Nothing but an exact repetition of the listing should be returned.

·····

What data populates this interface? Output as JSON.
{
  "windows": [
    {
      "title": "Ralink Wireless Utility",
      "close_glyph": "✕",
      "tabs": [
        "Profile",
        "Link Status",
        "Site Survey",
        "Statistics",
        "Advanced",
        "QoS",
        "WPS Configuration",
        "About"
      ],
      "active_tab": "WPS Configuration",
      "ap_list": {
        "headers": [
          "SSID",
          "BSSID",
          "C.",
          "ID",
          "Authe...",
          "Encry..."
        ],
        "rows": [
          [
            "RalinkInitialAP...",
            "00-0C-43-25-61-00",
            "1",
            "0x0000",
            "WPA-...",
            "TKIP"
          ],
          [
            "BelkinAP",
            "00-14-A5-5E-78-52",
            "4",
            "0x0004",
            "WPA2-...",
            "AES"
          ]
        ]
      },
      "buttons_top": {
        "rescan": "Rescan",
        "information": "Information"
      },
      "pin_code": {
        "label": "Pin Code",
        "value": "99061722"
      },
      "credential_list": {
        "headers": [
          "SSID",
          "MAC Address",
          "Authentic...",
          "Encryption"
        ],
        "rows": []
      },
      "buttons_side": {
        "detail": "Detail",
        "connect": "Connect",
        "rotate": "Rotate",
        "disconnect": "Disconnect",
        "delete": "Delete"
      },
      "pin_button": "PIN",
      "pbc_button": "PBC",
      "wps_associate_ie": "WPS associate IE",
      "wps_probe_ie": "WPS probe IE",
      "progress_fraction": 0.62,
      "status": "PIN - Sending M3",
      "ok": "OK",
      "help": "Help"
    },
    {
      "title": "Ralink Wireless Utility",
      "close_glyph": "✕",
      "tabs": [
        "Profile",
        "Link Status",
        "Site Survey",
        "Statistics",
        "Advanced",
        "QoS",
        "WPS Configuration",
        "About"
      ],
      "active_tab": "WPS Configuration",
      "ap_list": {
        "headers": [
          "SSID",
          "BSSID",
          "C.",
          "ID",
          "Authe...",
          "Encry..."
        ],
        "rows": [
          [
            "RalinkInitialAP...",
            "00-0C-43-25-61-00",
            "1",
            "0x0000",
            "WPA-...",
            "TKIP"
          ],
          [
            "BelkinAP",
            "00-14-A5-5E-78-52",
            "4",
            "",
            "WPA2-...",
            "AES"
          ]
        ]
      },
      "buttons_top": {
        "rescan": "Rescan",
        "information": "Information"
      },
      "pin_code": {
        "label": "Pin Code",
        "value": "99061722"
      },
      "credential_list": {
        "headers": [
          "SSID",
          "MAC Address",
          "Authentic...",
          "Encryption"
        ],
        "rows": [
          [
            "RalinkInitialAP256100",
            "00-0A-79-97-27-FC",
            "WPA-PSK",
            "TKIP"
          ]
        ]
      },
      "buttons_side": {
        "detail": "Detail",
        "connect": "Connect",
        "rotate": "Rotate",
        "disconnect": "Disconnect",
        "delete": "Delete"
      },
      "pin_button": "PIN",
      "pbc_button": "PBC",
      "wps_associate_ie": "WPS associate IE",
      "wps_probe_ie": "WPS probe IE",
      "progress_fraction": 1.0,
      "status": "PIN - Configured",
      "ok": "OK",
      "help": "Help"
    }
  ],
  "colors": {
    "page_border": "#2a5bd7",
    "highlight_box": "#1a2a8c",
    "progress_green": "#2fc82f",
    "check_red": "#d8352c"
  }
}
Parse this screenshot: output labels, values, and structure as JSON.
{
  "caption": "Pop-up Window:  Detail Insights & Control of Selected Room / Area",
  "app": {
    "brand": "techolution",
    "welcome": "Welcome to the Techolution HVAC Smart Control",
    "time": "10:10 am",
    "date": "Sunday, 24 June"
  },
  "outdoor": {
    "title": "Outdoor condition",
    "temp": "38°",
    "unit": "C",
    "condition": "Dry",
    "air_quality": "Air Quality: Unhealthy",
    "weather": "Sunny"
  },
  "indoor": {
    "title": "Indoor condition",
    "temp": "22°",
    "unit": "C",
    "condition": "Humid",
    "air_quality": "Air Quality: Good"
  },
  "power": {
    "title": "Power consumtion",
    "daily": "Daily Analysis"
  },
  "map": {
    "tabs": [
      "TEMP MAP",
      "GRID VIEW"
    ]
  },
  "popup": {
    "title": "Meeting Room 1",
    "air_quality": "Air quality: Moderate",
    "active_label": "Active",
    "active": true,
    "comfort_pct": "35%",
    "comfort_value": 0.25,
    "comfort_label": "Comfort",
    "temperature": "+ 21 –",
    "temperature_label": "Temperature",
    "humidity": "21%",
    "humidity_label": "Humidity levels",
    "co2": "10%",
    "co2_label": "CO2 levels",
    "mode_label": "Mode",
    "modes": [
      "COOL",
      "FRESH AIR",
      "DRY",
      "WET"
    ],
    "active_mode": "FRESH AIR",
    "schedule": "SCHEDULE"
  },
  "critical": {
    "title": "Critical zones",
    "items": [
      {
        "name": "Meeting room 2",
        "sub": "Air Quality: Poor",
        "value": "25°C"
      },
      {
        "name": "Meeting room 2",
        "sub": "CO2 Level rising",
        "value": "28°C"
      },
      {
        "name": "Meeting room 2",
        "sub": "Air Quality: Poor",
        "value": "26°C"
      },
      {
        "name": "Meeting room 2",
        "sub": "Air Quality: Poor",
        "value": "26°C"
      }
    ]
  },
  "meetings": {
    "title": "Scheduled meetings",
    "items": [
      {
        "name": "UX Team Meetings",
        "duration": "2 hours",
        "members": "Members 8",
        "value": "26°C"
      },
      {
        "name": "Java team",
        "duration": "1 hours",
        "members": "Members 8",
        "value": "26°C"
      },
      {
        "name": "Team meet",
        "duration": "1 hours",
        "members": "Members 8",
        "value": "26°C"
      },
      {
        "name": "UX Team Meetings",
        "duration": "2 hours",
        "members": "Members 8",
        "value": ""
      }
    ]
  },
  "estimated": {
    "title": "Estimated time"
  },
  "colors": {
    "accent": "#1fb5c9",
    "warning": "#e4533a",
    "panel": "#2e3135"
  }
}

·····

● THE ANSWER:
What data populates this interface? Output as JSON.
{
  "windows": [
    {
      "title": "Ralink Wireless Utility",
      "close_glyph": "✕",
      "tabs": [
        "Profile",
        "Link Status",
        "Site Survey",
        "Statistics",
        "Advanced",
        "QoS",
        "WPS Configuration",
        "About"
      ],
      "active_tab": "WPS Configuration",
      "ap_list": {
        "headers": [
          "SSID",
          "BSSID",
          "C.",
          "ID",
          "Authe...",
          "Encry..."
        ],
        "rows": [
          [
            "RalinkInitialAP...",
            "00-0C-43-25-61-00",
            "1",
            "0x0000",
            "WPA-...",
            "TKIP"
          ],
          [
            "BelkinAP",
            "00-14-A5-5E-78-52",
            "4",
            "0x0004",
            "WPA2-...",
            "AES"
          ]
        ]
      },
      "buttons_top": {
        "rescan": "Rescan",
        "information": "Information"
      },
      "pin_code": {
        "label": "Pin Code",
        "value": "99061722"
      },
      "credential_list": {
        "headers": [
          "SSID",
          "MAC Address",
          "Authentic...",
          "Encryption"
        ],
        "rows": []
      },
      "buttons_side": {
        "detail": "Detail",
        "connect": "Connect",
        "rotate": "Rotate",
        "disconnect": "Disconnect",
        "delete": "Delete"
      },
      "pin_button": "PIN",
      "pbc_button": "PBC",
      "wps_associate_ie": "WPS associate IE",
      "wps_probe_ie": "WPS probe IE",
      "progress_fraction": 0.62,
      "status": "PIN - Sending M3",
      "ok": "OK",
      "help": "Help"
    },
    {
      "title": "Ralink Wireless Utility",
      "close_glyph": "✕",
      "tabs": [
        "Profile",
        "Link Status",
        "Site Survey",
        "Statistics",
        "Advanced",
        "QoS",
        "WPS Configuration",
        "About"
      ],
      "active_tab": "WPS Configuration",
      "ap_list": {
        "headers": [
          "SSID",
          "BSSID",
          "C.",
          "ID",
          "Authe...",
          "Encry..."
        ],
        "rows": [
          [
            "RalinkInitialAP...",
            "00-0C-43-25-61-00",
            "1",
            "0x0000",
            "WPA-...",
            "TKIP"
          ],
          [
            "BelkinAP",
            "00-14-A5-5E-78-52",
            "4",
            "",
            "WPA2-...",
            "AES"
          ]
        ]
      },
      "buttons_top": {
        "rescan": "Rescan",
        "information": "Information"
      },
      "pin_code": {
        "label": "Pin Code",
        "value": "99061722"
      },
      "credential_list": {
        "headers": [
          "SSID",
          "MAC Address",
          "Authentic...",
          "Encryption"
        ],
        "rows": [
          [
            "RalinkInitialAP256100",
            "00-0A-79-97-27-FC",
            "WPA-PSK",
            "TKIP"
          ]
        ]
      },
      "buttons_side": {
        "detail": "Detail",
        "connect": "Connect",
        "rotate": "Rotate",
        "disconnect": "Disconnect",
        "delete": "Delete"
      },
      "pin_button": "PIN",
      "pbc_button": "PBC",
      "wps_associate_ie": "WPS associate IE",
      "wps_probe_ie": "WPS probe IE",
      "progress_fraction": 1.0,
      "status": "PIN - Configured",
      "ok": "OK",
      "help": "Help"
    }
  ],
  "colors": {
    "page_border": "#2a5bd7",
    "highlight_box": "#1a2a8c",
    "progress_green": "#2fc82f",
    "check_red": "#d8352c"
  }
}
Parse this screenshot: output labels, values, and structure as JSON.
{
  "caption": "Pop-up Window:  Detail Insights & Control of Selected Room / Area",
  "app": {
    "brand": "techolution",
    "welcome": "Welcome to the Techolution HVAC Smart Control",
    "time": "10:10 am",
    "date": "Sunday, 24 June"
  },
  "outdoor": {
    "title": "Outdoor condition",
    "temp": "38°",
    "unit": "C",
    "condition": "Dry",
    "air_quality": "Air Quality: Unhealthy",
    "weather": "Sunny"
  },
  "indoor": {
    "title": "Indoor condition",
    "temp": "22°",
    "unit": "C",
    "condition": "Humid",
    "air_quality": "Air Quality: Good"
  },
  "power": {
    "title": "Power consumtion",
    "daily": "Daily Analysis"
  },
  "map": {
    "tabs": [
      "TEMP MAP",
      "GRID VIEW"
    ]
  },
  "popup": {
    "title": "Meeting Room 1",
    "air_quality": "Air quality: Moderate",
    "active_label": "Active",
    "active": true,
    "comfort_pct": "35%",
    "comfort_value": 0.25,
    "comfort_label": "Comfort",
    "temperature": "+ 21 –",
    "temperature_label": "Temperature",
    "humidity": "21%",
    "humidity_label": "Humidity levels",
    "co2": "10%",
    "co2_label": "CO2 levels",
    "mode_label": "Mode",
    "modes": [
      "COOL",
      "FRESH AIR",
      "DRY",
      "WET"
    ],
    "active_mode": "FRESH AIR",
    "schedule": "SCHEDULE"
  },
  "critical": {
    "title": "Critical zones",
    "items": [
      {
        "name": "Meeting room 2",
        "sub": "Air Quality: Poor",
        "value": "25°C"
      },
      {
        "name": "Meeting room 2",
        "sub": "CO2 Level rising",
        "value": "28°C"
      },
      {
        "name": "Meeting room 2",
        "sub": "Air Quality: Poor",
        "value": "26°C"
      },
      {
        "name": "Meeting room 2",
        "sub": "Air Quality: Poor",
        "value": "26°C"
      }
    ]
  },
  "meetings": {
    "title": "Scheduled meetings",
    "items": [
      {
        "name": "UX Team Meetings",
        "duration": "2 hours",
        "members": "Members 8",
        "value": "26°C"
      },
      {
        "name": "Java team",
        "duration": "1 hours",
        "members": "Members 8",
        "value": "26°C"
      },
      {
        "name": "Team meet",
        "duration": "1 hours",
        "members": "Members 8",
        "value": "26°C"
      },
      {
        "name": "UX Team Meetings",
        "duration": "2 hours",
        "members": "Members 8",
        "value": ""
      }
    ]
  },
  "estimated": {
    "title": "Estimated time"
  },
  "colors": {
    "accent": "#1fb5c9",
    "warning": "#e4533a",
    "panel": "#2e3135"
  }
}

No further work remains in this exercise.